Start of SOURCE MATERIAL

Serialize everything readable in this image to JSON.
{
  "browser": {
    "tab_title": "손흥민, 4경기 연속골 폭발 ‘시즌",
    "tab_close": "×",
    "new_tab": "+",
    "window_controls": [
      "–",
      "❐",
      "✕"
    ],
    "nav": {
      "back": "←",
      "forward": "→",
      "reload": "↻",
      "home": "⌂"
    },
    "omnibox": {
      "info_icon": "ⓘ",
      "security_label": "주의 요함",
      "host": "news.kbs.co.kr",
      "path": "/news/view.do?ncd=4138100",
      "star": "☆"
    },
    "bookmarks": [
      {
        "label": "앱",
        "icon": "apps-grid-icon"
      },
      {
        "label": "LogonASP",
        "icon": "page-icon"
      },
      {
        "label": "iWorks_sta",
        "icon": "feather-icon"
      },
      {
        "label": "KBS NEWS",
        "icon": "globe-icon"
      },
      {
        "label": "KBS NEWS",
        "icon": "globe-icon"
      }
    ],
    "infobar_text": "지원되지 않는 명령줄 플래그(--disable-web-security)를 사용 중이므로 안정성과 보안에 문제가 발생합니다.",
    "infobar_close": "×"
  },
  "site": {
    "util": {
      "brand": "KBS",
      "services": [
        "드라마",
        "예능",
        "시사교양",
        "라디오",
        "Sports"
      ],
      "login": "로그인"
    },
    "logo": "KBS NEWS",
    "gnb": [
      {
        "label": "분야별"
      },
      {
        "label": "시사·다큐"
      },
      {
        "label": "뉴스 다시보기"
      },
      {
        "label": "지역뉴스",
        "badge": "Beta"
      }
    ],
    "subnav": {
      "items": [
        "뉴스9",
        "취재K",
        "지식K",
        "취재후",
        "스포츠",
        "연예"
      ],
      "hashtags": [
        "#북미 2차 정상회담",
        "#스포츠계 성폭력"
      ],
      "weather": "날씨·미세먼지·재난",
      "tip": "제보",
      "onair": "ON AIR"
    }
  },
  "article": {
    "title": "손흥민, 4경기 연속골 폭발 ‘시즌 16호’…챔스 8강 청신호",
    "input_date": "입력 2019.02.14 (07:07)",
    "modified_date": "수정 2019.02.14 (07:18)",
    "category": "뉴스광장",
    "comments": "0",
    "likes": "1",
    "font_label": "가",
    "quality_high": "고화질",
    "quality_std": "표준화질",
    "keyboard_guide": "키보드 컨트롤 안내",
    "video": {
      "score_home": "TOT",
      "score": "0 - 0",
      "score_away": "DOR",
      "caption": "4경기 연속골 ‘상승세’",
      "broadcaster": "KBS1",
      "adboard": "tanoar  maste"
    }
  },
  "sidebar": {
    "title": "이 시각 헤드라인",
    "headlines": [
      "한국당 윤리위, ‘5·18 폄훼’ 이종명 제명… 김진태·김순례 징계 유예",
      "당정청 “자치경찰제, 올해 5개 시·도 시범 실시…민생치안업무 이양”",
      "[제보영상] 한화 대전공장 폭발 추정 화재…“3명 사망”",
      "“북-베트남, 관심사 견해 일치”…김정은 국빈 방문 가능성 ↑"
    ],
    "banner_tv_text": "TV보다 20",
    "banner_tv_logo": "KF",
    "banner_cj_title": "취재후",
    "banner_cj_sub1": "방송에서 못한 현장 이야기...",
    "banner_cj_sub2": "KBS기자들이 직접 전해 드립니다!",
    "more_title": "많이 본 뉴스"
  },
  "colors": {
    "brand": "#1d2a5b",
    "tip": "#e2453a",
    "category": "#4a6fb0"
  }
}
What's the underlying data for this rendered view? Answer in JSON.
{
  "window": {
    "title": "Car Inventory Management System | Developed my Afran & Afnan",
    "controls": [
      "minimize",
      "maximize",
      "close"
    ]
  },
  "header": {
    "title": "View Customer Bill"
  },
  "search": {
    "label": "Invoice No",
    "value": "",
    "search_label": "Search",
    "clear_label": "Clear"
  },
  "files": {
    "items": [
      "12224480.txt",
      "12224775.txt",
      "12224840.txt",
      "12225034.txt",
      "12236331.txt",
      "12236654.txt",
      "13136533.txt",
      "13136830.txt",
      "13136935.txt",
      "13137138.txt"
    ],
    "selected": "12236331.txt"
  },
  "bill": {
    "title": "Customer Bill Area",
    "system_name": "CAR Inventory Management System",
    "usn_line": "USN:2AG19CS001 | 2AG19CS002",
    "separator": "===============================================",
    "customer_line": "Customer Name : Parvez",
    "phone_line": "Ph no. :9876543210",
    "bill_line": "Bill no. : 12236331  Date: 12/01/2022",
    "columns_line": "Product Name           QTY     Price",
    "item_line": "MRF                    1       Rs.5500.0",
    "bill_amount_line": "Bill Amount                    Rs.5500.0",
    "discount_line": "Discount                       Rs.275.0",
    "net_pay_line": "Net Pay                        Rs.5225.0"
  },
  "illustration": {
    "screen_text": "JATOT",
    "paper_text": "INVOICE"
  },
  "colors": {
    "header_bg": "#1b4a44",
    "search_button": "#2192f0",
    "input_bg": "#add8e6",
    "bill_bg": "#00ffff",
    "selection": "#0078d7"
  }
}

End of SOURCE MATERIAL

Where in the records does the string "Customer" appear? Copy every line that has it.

RESPONSE AREA »
    "title": "View Customer Bill"
    "title": "Customer Bill Area",
    "customer_line": "Customer Name : Parvez",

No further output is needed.